At the end of the appointment, the nurse stamps her identification card, called a "carnet sanitaire," which she is required to carry as a registered, legal sex worker.
The 24-year-old single mother travels over an hour and a half by taxi to get here, even though it means she's sometimes late for her evening computer science classes. On the ride through Dakar's traffic-snarled streets, she flips through photos of her 4-year-old son on her phone. For Binta, it's worth the long commute: "I go here because it's discreet."
She first came to Sébikhotane clinic last fall, after signing up to a government scheme that regulates the sex industry in Senegal. Under the program, sex workers must register with police, attend mandatory monthly sexual health screenings, test negative for STIs and carry a valid ID card confirming their health status. If a sex worker contracts HIV, they're given free antiretroviral therapy treatment before being allowed to continue soliciting clients.
Binta didn't think twice about joining the program, convinced that it would help safeguard her from sexually transmitted diseases and abuse.
Senegal's legalization and regulation of sex work has been applauded
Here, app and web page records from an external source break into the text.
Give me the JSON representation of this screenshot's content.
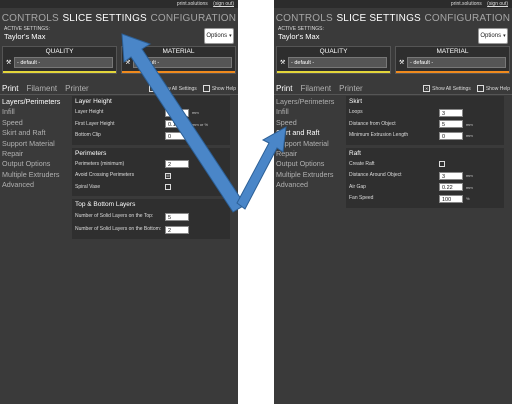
{
  "left": {
    "topbar": {
      "site": "print.solutions",
      "signout": "(sign out)"
    },
    "tabs": [
      "CONTROLS",
      "SLICE SETTINGS",
      "CONFIGURATION"
    ],
    "active_label": "ACTIVE SETTINGS:",
    "active_name": "Taylor's Max",
    "options": "Options",
    "quality": {
      "title": "QUALITY",
      "value": "- default -"
    },
    "material": {
      "title": "MATERIAL",
      "value": "- default -"
    },
    "subtabs": [
      "Print",
      "Filament",
      "Printer"
    ],
    "show_all": "Show All Settings",
    "show_help": "Show Help",
    "categories": [
      "Layers/Perimeters",
      "Infill",
      "Speed",
      "Skirt and Raft",
      "Support Material",
      "Repair",
      "Output Options",
      "Multiple Extruders",
      "Advanced"
    ],
    "groups": [
      {
        "title": "Layer Height",
        "rows": [
          {
            "label": "Layer Height",
            "value": "0.3",
            "unit": "mm"
          },
          {
            "label": "First Layer Height",
            "value": "0.15",
            "unit": "mm or %"
          },
          {
            "label": "Bottom Clip",
            "value": "0",
            "unit": ""
          }
        ]
      },
      {
        "title": "Perimeters",
        "rows": [
          {
            "label": "Perimeters (minimum)",
            "value": "2",
            "unit": ""
          },
          {
            "label": "Avoid Crossing Perimeters",
            "value": "",
            "unit": "",
            "checkbox": "☒"
          },
          {
            "label": "Spiral Vase",
            "value": "",
            "unit": "",
            "checkbox": ""
          }
        ]
      },
      {
        "title": "Top & Bottom Layers",
        "rows": [
          {
            "label": "Number of Solid Layers on the Top:",
            "value": "5",
            "unit": ""
          },
          {
            "label": "Number of Solid Layers on the Bottom:",
            "value": "2",
            "unit": ""
          }
        ]
      }
    ]
  },
  "right": {
    "topbar": {
      "site": "print.solutions",
      "signout": "(sign out)"
    },
    "tabs": [
      "CONTROLS",
      "SLICE SETTINGS",
      "CONFIGURATION"
    ],
    "active_label": "ACTIVE SETTINGS:",
    "active_name": "Taylor's Max",
    "options": "Options",
    "quality": {
      "title": "QUALITY",
      "value": "- default -"
    },
    "material": {
      "title": "MATERIAL",
      "value": "- default -"
    },
    "subtabs": [
      "Print",
      "Filament",
      "Printer"
    ],
    "show_all": "Show All Settings",
    "show_help": "Show Help",
    "categories": [
      "Layers/Perimeters",
      "Infill",
      "Speed",
      "Skirt and Raft",
      "Support Material",
      "Repair",
      "Output Options",
      "Multiple Extruders",
      "Advanced"
    ],
    "groups": [
      {
        "title": "Skirt",
        "rows": [
          {
            "label": "Loops",
            "value": "3",
            "unit": ""
          },
          {
            "label": "Distance from Object",
            "value": "5",
            "unit": "mm"
          },
          {
            "label": "Minimum Extrusion Length",
            "value": "0",
            "unit": "mm"
          }
        ]
      },
      {
        "title": "Raft",
        "rows": [
          {
            "label": "Create Raft",
            "value": "",
            "unit": "",
            "checkbox": ""
          },
          {
            "label": "Distance Around Object",
            "value": "3",
            "unit": "mm"
          },
          {
            "label": "Air Gap",
            "value": "0.22",
            "unit": "mm"
          },
          {
            "label": "Fan Speed",
            "value": "100",
            "unit": "%"
          }
        ]
      }
    ]
  },
  "colors": {
    "quality_bar": "#e3d63a",
    "material_bar": "#f08a1d",
    "arrow": "#4a86c8"
  }
}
for controlling the nation's HIV rate. At 0.4%
, HIV prevalence in the country is significantly lower than many of its West and Central African neighbors; the average for the region is 1.5%, per UNAIDS. That figure is even higher in East and Southern Africa, where HIV prevalence is 7.1%.
It's also the only nation on the continent where sex work is legal and regulated by health policy, according to the Global Network of Sex Work Projects (NSWP)
, which advocates for decriminalization of the profession.
Some public health experts suggest that Senegal's registration system opened dialogue about sexual behavior and laid the groundwork for future HIV prevention programs targeting vulnerable populations.
But questions remain about the policy's efficacy in controlling the HIV/AIDS epidemic. Sex work is still criminalized in Senegal for those who are unregistered, which effectively creates a two-tiered system in which "clandestine" prostitutes fall through the cracks.
And signing up for the legal scheme is not such a simple choice in Senegal, a 96% Muslim-majority nation where sex workers face enormous social stigma and discrimination. NSWP
says that leaves sex workers open to exploitation by police. Plus, the system only applies to women over 21, leaving male sex workers without support (homosexuality is illegal under Senegalese law).
These factors combined are cited by researchers to explain the low level of registration -- only 20% of sex workers across Senegal and 43% in Dakar have signed up to get the card.
"Right now, the system doesn't work," says Khady Gueye, program coordinator for the HIV division of Senegal's Ministry of Health, who provides support to both registered and unregistered women through outreach programs.
Senegal's Ministry of Health and civil society groups are hoping to change that, particularly because sex workers are still the main contributor to the HIV epidemic: with a prevalence of 6.6%, they are up to 16 times more likely to be infected than the general population.
'The problem is the card'
Although the registration law was first introduced in 1969 -- inherited from French colonial legislation that stuck around even after Senegal declared independence -- there was little evidence of its impact on sex workers until recently.
Aurelia Lepine, a development economist at University College London, published a report
last year in collaboration with Professor Cheikh Tidiane Ndour, director of the
AIDS and STI division
of Senegal's Ministry of Health, which revealed that the registration system has a crippling impact on sex worker's mental well-being.
"In Senegal, there is this idea ... that the low HIV rate is due to this policy," said Lepine, explaining that this was part of the reason she wanted to study the system. But while she found registration led to a 38% decrease in STI prevalence, it also dramatically reduced the well-being of sex workers.
"It's a good policy in terms of public health. The problem is the card. So, it's not the policy itself, but it's the way it is materialized," Lepine said.
Women who are registered live in fear that family members will discover their identification card